Our caravan led us next to the infamous Golden Triangle; where Thailand, Laos and Burma meet along the Mekong River. An ever mysterious land, the Golden Triangle still contains remnants of an untamed region fighting for control of the Opium trade.
The boat crew. The long boats are nothing short of a hollowed out log turned speed boat. Sitting not more than inches from the water you race at death-defying speeds.
About 50 yards from the Burmese shore, we made a quick unexpected u-turn. Speed Racer, had a cell phone to his ear and explained to us ever so nonchalantly,like it hapened every day.... “Someone has just shot at one the Governing Generals. We cannot go there”. Needless to say – boarder crossings were closed for the afternoon. Next stop, Laos.
After effects of the shot. Fire fills the throat and my eyes watered with just one sip. Saki mixed with Nail polish remover – that’s the first thing that comes to mind.
The Opium Museum. This was actually pretty cool.... Opium dens sound a lot like the denver bus stations at 3 am.
Wat Luang Temple. This is a temple we stopped at on our way back to Chiang Mai. Peaceful, and just really cool.
Wat Rong Khun. A fantasy ice palace or a frosted wedding cake: whatever your opinion, Thailand’s Wat Rong Khun is certainly unique. Another pit stop along the way back to Chiang Mai.
Us outside. Headed back to Chiang Mai next- and taking a break from the fumes that will eventually make us all sick!
Bob and Moe outside our hut. Needless to say, I had nightmares all night about giant spiders crawling up from the floor boards. Instead, we got chickens. Chickens clucked all night from under the floor boards. It was cold and damp throughout the night. Well before dawn approached the roosters began their morning ritual and no one was sleeping in today.

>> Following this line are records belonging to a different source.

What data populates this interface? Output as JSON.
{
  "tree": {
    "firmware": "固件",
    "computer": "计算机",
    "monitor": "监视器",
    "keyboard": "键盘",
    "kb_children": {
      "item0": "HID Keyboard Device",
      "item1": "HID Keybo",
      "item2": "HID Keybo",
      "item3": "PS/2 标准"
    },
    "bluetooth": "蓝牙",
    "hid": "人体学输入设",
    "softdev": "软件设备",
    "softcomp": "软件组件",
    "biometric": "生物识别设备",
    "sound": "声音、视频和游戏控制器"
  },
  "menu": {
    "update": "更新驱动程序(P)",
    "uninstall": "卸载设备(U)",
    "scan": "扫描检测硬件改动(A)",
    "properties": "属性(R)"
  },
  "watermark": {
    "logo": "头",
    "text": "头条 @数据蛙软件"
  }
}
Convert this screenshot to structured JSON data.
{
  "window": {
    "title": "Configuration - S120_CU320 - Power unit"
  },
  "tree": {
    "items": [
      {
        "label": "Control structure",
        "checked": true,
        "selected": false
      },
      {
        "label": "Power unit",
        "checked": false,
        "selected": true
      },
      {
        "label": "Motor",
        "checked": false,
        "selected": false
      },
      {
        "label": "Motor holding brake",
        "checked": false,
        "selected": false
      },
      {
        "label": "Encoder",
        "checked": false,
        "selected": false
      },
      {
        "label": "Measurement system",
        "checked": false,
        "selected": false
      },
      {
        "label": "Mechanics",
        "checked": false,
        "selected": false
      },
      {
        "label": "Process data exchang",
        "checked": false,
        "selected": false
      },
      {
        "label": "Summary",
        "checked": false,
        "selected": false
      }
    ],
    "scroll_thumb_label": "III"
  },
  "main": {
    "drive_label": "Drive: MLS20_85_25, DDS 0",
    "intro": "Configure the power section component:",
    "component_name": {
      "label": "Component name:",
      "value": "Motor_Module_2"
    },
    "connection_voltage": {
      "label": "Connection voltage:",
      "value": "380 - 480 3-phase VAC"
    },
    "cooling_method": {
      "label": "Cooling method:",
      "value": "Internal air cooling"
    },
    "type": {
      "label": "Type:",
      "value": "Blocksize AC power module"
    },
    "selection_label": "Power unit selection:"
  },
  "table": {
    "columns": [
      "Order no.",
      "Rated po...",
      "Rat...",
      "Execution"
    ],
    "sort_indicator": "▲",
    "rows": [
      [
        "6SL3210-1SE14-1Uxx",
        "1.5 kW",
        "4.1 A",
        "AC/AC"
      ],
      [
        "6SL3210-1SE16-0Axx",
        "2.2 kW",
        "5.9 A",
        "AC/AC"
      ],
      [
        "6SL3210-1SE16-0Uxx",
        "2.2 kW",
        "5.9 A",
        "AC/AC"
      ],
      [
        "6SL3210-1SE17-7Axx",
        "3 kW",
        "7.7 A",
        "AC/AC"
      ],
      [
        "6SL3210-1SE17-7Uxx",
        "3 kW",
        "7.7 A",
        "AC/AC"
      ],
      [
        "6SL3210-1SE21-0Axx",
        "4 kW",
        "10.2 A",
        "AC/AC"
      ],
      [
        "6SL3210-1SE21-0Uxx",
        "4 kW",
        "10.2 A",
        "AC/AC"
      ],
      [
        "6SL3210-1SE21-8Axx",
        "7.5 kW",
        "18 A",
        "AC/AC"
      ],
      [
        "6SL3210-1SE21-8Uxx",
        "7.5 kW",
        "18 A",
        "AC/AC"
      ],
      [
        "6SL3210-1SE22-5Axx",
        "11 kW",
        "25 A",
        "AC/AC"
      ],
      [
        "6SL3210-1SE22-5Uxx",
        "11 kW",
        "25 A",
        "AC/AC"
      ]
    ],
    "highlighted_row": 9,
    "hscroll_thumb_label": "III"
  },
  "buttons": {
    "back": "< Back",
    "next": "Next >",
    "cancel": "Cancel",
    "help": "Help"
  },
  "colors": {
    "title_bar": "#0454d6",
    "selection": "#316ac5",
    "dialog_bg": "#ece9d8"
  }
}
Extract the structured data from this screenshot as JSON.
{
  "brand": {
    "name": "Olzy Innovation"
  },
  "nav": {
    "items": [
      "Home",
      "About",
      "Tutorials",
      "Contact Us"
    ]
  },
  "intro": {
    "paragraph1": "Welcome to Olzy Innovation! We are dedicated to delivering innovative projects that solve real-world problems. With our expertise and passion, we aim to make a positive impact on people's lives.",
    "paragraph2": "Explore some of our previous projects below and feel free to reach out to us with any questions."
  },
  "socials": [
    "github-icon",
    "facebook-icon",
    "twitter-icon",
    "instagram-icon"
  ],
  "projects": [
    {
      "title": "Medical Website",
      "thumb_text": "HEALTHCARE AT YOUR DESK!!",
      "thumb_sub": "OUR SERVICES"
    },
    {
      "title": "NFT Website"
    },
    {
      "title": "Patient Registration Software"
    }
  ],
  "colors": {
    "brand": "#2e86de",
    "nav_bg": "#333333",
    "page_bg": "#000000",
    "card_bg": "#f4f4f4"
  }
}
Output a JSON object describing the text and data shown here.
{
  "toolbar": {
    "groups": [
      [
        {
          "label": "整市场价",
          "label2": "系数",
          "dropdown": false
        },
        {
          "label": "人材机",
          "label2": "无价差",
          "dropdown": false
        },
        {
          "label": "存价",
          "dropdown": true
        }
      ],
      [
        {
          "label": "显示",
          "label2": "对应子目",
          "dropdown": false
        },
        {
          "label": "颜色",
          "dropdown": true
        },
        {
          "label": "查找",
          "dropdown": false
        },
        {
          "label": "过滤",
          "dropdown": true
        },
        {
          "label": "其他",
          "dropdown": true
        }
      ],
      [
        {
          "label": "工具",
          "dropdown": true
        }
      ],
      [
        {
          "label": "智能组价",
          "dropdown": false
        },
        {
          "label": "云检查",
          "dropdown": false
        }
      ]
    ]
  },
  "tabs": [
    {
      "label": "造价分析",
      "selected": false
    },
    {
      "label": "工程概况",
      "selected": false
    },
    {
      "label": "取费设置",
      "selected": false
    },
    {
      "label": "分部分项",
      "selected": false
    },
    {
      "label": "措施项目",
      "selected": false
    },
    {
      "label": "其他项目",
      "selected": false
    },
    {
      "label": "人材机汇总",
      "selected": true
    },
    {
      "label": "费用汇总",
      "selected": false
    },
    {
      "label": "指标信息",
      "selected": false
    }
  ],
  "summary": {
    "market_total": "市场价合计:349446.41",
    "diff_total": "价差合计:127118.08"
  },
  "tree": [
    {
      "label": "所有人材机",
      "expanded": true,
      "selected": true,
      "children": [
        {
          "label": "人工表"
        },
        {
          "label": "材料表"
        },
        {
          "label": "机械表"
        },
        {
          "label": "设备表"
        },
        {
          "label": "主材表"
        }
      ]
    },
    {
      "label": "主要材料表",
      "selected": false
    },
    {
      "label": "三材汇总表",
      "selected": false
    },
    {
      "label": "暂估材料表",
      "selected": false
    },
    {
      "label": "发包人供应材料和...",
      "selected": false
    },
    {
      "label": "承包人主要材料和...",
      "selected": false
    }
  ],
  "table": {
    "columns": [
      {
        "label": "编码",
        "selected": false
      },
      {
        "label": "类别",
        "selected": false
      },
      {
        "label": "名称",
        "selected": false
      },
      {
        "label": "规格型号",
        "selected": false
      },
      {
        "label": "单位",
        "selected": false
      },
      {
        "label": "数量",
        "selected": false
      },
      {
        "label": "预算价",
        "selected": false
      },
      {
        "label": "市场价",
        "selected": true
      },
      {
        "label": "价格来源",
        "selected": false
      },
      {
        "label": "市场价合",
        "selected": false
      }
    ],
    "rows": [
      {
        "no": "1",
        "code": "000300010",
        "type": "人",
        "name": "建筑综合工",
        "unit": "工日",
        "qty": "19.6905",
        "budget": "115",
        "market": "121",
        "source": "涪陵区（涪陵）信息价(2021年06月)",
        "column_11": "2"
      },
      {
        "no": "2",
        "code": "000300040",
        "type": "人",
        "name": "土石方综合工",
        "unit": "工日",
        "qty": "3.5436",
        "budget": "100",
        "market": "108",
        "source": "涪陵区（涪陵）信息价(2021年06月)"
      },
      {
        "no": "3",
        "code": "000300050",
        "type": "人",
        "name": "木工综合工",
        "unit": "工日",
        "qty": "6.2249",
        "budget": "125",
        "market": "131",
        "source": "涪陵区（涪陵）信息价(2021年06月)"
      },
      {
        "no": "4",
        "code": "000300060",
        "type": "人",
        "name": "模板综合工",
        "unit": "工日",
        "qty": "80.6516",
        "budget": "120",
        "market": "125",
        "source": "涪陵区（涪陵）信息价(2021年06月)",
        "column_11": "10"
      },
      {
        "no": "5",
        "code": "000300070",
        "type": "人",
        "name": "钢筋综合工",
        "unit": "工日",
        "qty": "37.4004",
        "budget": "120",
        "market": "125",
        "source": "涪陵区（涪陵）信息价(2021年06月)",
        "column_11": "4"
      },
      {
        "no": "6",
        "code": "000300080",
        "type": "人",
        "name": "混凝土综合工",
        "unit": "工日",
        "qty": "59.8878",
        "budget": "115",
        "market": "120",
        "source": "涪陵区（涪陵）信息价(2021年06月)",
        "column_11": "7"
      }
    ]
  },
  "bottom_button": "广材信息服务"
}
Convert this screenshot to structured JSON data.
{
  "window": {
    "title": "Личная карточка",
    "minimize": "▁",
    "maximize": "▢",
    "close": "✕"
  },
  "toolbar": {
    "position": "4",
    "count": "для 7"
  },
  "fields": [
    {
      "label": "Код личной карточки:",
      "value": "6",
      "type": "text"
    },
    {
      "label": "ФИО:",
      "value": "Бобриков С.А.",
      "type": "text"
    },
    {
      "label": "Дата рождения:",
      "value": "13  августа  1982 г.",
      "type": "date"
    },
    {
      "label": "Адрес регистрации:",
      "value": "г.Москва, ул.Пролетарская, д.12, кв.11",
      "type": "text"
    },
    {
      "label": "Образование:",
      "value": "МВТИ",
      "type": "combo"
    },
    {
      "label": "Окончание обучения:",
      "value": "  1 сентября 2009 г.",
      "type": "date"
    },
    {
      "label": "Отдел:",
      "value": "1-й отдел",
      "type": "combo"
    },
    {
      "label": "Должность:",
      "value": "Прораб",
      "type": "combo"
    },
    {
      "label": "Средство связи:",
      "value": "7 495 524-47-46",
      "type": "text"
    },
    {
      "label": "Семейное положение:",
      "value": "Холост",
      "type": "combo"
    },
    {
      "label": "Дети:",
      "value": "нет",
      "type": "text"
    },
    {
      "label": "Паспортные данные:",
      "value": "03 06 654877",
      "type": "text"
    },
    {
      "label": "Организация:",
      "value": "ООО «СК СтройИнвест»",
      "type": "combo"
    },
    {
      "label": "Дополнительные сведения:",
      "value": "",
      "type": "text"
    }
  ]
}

Brian and his Betty. The red teeth are stains from leaves the ladies chew on. And we thought red wine stains were horrible?!
I do love my hats!
Where Laos, Thailand, and Burma meet. Longboat rides will take you across the river to cross the Laos and Burmese boarders for the day.
Speed racer. As we all climbed in (Brian and I in one boat, Bob Moe and Ryan in another) Brian looked me and said, “Why is our driver wearing a crash helmet? And if he wears one, where the hell are ours”?
Welcome to Laos
Huay Xai, Laos The boarder town in Laos. Laos is very much like Thailand, but pre-tourism and about 100 years ago. Note to self, come back and see the entire country.
The Naga Staircase - Golden triangle
Wat Luang Temple. The grounds of Wat Luang. These temples are 100's of years old.
Wat Rong Khun. Soon to be completed by Thai artist Chalermchai Kositpipat, this Narnia-like temple outside Chiang Rai is festooned with white paint and glass. A bridge representing the passage to Nirvana crosses over a pit of outstretched arms symbolising desire. Observant visitors will spot nail-varnished fingers and a Wolverine claw in the mix. Unbelieveble on the white and then the sun hit it.
I Love love love the teak wood against the white. Thai designers have got it goin' on! Across one wall inside the temple is a beautiful, golden depiction of the Buddha. Opposite is a huge mural representing the greed of the modern world. Petrol-pumps become demons, rising from the smoking remains of the World Trade Center. Star Wars robots, Jabba the Hutt, The Matrix’s Neo, Superman, a sumo wrestler and Converse trainers also appear.

Leave a Reply

Your email address will not be published. Required fields are marked *